Syntax Issue 10
Denver Syntax

There is brilliance in narrowly averting tragedy. There is something magical about rescue and finding your path when darkness is falling and nobody in the world knows where you are, not even you. And while this is not the whole story, or even the most robust flavor, this is what I think of when I think of Britt Rodemich.

Only a couple months ago and Rodemich, a Denver native, was on the verge of pulling the plug on her musical ambitions. She had played around town and recorded an EP, but nothing seemed to be going anywhere, with any real momentum. In February, when her musical car was on the tracks, this all changed. Now, Rodemich is skyrocketing into Denver’s musical landscape, with eager ears all around town awaiting the next sighting of this dark, beautiful songstress.

For somebody her age much of Rodemich’s stage show is striking: her stage presence, her professionalism, and her brilliant, ethereal songs. But it is her voice that will arrest your heart. Rodemich’s songs swim in the choppy sea as far as her raw, soulstress vocals can carry them. The air that rises from her petite frame is colossal, and breathtaking. It’s as though her vocal chords have been birthed by the trade winds themselves. And somehow she is able to sail all of the seven seas of our imaginations, with the flag of triumph quaking in the breeze.

And while her voice leads the way, it is her ambient arrangements that carry the load. Dave Preston, playing along side her, fills Rodemich’s musical phrases with smart, sharp answers. And it should be noted that it is on account of Preston’s stellar recording job on The Tree that Rodemich has been elevated to such a place of local interest.

Matching her sound, Rodemich’s stories and lyrics are dark. Her subject matter is mossy and slippery atop the rocks of her watery, heartfelt existence.

For Rodemich, everything, absolutely everything, is personal.

As a child, Rodemich’s father was killed by a heart attack. Her debut EP, The Tree, pays homage to the dreams that have been had about him. A stirring collection of stories, the dreams all revolve around a tree: The night before Rodemich’s father passed away, her brother had a dream that their father fell out of a pine tree. Rodemich’s mother has had recurring dreams about her husband as well, wherein she is before a tree and crying for him to come to. When the branches of the tree would open, revealing him, she became scared.

For so many reasons, The Tree, is a very appropriate title for Rodemich’s first studio album: it’s about climbing and reaching toward the starry skies with your mouth agape; and letting the wind of the heart fill you up where your breath once was.

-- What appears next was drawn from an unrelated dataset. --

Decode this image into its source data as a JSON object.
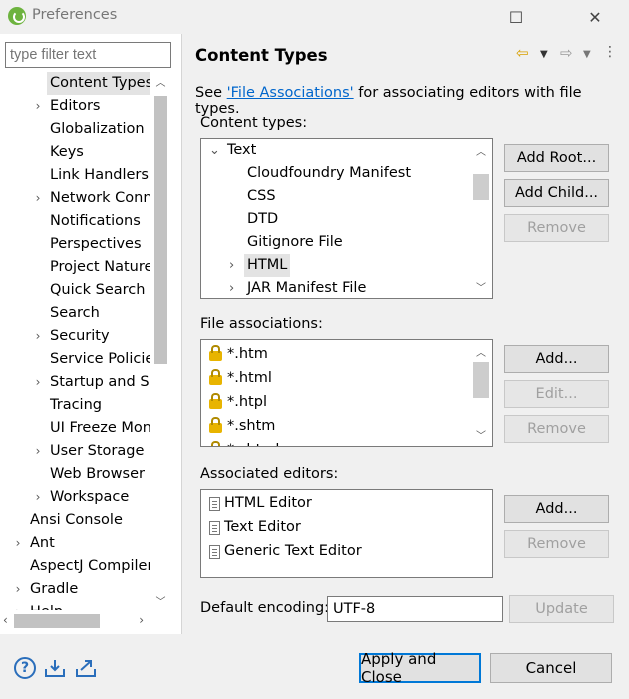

With work this intensely personal, Rodemich doesn’t expect many people to understand all of the stories and ideas that she laces together.

But this is exactly here where Rodemich shines: in that place where her words leave off. Here is where the power is: where the music picks-up. As a listener, you don’t need to understand all the lyrics you are given in a song. And Rodemich’s songs are no different. It’s the isolated phrases that you take away. Strip everything down to a lyric sheet and her words may not resonate as much, because of their personal nature. But couple them with music and everything makes sense in that magical kind of way that makes you feel, rather than think.

On stage, Rodemich is like a snake shedding her skin. Dark and guised, both in appearance and content – under the lights, she is poised. There is a silence to Rodemich. Perhaps it’s the fact that, on stage, she is admittedly a bit outside of her daily self. Watching her and you do retain the feeling that she is somehow, impossibly elsewhere; in a moonlit meadow, singing the heavens her song – calling to her father above.

And while her songs are supremely strong, in dynamics and composition, there is a concretization of both her bravery as an artist and a human in her live cover of Hendrix’s “Voodoo Chile”. Bent in her direction, Rodemich takes this song under her little wing in the most authentic of ways. This may be one of the bravest moments on a stage I’ve seen in a long while, because of its authenticity. In this, she takes a wildly different approach to one of the most monumental rock n’ roll songs of all time by injecting her idiosyncratic voice into it with twisting jazz trills, her flamenco strumming strides as well as those precarious and haunting spaces of contemplation.

On the rise, you can expect to see more of Britt Rodemich. Because while only a couple of months ago she was ready to move-on – her path has finally, and concretely, begun in the Denver music scene. And while this author feels a bit of a dark tragedy being narrowly averted in Britt Rodemich, the truth is that we are witnessing the birth of a star, right before us. Stay tuned to Rodemich’s redemptive steps, here: www.myspace.com/brittrodemich.